A similar logic applies to scheduling practices. The introduction of algorithmic scheduling by firms such as Starbucks has led to frequent worker complaints about irrational shifts – for example, working three hours, having two off, then working another eight; or being required to clock out during times of low customer demand. Unionized workers might push for longer guaranteed hours, or higher pay with scheduling flexibility, or some other preferred arrangement. But non-unionized workers are essentially at their employers’ mercy in these matters. Giving workers a voice can therefore ensure that new technologies are used to ensure productivity gains for all rather than merely being used to sweat workers.
Finally, worker voice can enhance democratic legitimacy. A national union of drivers could help develop national policy for displaced workers, retraining programs, or even worker-owned cooperatives that would manage fleets of semi-automated vehicles. A national union of fast food and restaurant workers could play a similar role with automated ordering and production systems. Such efforts would replicate at the macro-level some of the micro-level benefits of worker voice within individual firms. To be clear, if task automation really does begin to harm workers, the optimal policy approach may be to slow the pace of technological change so that they can adapt. But even in that case, worker voice will be critical to helping policymakers strike the right balance.
Making worker voice universal is a tall order in the U.S., given our dysfunctional labor law regime, but the necessary reforms are clear enough. We need to make it far easier for workers to obtain union representation, or even simply make representation a matter of right. We also need to make it easier for workers to bargain at the multi-firm or even the national level, so that unionized firms aren’t put at a competitive disadvantage. These ideas are politically utopian at the moment, but they are gaining traction among policymakers today. Again, any such reforms will interact in complex ways with our racialized and gendered labor markets, a topic I hope to consider in detail in a future post.
In one of the first posts on this blog, Purdy and Grewal criticized the neoliberal trope that “democratic politics and public institutions” simply cannot “successfully discipline and shape economic life.” In addition to regulating economic activity in the public interest, it is essential to incorporate democratic norms into day-to-day economic activity, especially in moments of dramatic technological and social change. In fact, it is hard to imagine an egalitarian and inclusive society without a robustly democratic economy, which requires giving workers more control over the technologies of their workplaces and beyond.
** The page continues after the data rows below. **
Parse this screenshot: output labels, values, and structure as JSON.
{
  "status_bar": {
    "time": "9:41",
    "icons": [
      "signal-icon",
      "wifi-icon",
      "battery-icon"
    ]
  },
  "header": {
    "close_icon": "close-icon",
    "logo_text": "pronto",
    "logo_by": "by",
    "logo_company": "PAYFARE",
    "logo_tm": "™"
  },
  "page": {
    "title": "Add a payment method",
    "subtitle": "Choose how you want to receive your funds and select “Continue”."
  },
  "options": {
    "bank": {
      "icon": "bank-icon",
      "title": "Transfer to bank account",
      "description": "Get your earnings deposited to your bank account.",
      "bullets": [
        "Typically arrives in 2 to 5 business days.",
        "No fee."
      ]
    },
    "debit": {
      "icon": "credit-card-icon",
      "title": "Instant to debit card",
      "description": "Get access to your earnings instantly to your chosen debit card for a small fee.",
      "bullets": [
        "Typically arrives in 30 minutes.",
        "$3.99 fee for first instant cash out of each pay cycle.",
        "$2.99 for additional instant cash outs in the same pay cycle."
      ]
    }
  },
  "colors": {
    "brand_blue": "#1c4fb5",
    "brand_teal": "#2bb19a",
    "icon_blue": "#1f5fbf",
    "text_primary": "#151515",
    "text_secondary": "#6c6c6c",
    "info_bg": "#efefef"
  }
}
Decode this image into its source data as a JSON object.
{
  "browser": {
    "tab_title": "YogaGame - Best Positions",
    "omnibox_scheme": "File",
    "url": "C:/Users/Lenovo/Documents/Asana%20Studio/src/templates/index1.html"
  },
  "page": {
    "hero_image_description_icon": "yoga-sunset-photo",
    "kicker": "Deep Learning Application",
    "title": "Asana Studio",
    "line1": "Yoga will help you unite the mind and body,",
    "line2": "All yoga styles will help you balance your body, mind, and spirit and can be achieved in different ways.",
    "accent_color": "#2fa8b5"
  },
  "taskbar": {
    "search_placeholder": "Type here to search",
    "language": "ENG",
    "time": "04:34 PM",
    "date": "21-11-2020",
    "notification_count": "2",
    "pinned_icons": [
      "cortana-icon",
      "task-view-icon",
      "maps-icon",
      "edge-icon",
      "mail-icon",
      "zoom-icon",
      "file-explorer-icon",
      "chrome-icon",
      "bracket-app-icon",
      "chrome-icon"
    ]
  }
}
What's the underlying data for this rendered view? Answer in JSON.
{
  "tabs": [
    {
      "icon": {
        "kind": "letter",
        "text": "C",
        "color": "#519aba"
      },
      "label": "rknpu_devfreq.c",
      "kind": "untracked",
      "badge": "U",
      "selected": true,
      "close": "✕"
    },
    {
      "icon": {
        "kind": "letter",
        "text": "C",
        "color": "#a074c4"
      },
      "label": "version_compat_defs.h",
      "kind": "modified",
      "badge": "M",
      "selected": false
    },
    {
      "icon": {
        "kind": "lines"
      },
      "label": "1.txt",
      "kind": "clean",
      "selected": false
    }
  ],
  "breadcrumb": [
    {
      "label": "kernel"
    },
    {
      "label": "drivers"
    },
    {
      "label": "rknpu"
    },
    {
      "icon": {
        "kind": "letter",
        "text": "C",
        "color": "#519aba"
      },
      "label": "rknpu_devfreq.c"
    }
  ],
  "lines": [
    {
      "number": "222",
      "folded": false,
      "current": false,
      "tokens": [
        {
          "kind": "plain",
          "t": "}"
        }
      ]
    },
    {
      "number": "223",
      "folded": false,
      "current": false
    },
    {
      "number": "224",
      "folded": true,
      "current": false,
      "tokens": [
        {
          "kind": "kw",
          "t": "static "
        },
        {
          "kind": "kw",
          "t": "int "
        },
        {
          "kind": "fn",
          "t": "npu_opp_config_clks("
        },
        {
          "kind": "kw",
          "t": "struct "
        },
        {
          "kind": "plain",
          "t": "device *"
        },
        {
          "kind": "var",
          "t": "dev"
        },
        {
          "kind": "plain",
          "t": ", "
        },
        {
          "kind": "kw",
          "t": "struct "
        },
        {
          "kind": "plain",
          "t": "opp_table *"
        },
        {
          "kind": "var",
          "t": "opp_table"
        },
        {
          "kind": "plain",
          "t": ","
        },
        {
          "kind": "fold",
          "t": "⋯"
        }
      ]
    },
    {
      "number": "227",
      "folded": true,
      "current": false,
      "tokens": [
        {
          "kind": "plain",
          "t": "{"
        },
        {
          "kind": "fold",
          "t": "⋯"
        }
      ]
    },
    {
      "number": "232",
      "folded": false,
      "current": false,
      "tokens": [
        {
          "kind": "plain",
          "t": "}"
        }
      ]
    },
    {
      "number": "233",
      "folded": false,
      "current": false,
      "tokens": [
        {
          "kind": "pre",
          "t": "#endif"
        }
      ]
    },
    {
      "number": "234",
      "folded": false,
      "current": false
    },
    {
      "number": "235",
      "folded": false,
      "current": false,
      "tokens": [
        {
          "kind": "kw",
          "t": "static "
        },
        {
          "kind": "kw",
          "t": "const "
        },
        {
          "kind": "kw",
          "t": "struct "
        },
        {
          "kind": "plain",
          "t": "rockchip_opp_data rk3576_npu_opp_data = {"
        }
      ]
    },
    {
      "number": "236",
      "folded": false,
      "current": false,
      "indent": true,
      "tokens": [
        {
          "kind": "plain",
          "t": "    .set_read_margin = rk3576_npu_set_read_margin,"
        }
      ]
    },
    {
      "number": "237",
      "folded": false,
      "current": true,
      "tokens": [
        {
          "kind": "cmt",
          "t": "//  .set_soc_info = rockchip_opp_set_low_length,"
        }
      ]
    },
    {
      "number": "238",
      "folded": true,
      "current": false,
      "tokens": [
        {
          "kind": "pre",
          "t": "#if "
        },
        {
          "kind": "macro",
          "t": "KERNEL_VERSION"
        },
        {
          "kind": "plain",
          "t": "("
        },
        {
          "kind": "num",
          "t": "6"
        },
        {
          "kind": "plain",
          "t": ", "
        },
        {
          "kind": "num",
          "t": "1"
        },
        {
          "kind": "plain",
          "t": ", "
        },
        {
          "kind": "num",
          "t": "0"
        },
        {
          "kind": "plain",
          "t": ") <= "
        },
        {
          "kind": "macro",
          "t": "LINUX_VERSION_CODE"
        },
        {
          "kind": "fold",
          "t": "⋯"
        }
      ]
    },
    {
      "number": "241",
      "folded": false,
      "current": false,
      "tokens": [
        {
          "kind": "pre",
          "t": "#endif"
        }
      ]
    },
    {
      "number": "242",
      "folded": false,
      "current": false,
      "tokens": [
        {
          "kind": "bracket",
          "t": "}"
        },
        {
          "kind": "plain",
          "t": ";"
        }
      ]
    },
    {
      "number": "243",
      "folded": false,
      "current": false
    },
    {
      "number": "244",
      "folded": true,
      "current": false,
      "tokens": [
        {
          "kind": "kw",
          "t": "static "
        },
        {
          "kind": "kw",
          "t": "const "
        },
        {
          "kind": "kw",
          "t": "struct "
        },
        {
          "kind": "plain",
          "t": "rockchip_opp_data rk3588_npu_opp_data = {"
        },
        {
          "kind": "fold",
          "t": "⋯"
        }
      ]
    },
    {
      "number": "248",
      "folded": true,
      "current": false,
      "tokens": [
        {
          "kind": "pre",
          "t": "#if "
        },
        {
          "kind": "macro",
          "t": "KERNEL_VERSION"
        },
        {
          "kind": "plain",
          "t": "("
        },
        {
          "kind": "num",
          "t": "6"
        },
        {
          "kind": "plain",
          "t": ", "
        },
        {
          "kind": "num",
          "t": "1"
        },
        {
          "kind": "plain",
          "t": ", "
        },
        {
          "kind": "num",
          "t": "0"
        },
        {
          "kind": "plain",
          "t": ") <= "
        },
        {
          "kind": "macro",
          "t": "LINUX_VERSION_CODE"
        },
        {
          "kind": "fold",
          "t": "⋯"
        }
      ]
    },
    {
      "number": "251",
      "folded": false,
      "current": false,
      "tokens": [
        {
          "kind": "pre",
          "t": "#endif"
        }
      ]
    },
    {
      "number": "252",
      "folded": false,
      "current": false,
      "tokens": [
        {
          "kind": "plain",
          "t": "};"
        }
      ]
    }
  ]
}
Brishen Rogers is an associate professor at Temple University Beasley School of Law.